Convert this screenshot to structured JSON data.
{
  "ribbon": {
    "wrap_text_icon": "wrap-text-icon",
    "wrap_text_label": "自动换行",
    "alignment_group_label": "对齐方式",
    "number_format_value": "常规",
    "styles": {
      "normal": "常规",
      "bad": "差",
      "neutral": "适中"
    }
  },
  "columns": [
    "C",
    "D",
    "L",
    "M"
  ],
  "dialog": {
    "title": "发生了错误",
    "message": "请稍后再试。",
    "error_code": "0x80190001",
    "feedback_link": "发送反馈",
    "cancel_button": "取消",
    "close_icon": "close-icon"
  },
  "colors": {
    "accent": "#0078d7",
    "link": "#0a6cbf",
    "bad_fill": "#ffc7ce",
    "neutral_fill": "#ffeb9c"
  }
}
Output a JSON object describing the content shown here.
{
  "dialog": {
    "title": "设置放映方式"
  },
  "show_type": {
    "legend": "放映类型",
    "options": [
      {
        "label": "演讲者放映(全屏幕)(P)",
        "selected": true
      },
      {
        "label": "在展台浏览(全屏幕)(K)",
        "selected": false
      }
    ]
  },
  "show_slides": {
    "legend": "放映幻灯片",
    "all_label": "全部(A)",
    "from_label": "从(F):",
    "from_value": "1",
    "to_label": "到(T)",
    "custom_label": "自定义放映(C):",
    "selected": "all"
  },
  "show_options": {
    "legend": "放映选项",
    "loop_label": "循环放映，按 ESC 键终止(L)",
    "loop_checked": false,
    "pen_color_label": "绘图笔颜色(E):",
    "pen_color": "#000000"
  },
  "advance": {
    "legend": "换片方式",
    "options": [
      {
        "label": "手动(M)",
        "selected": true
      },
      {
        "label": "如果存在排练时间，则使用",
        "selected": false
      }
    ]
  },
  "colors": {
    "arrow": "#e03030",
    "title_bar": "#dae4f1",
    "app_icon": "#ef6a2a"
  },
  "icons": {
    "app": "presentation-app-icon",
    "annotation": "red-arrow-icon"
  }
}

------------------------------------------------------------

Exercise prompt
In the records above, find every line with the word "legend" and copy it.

Written response
    "legend": "放映类型",
    "legend": "放映幻灯片",
    "legend": "放映选项",
    "legend": "换片方式",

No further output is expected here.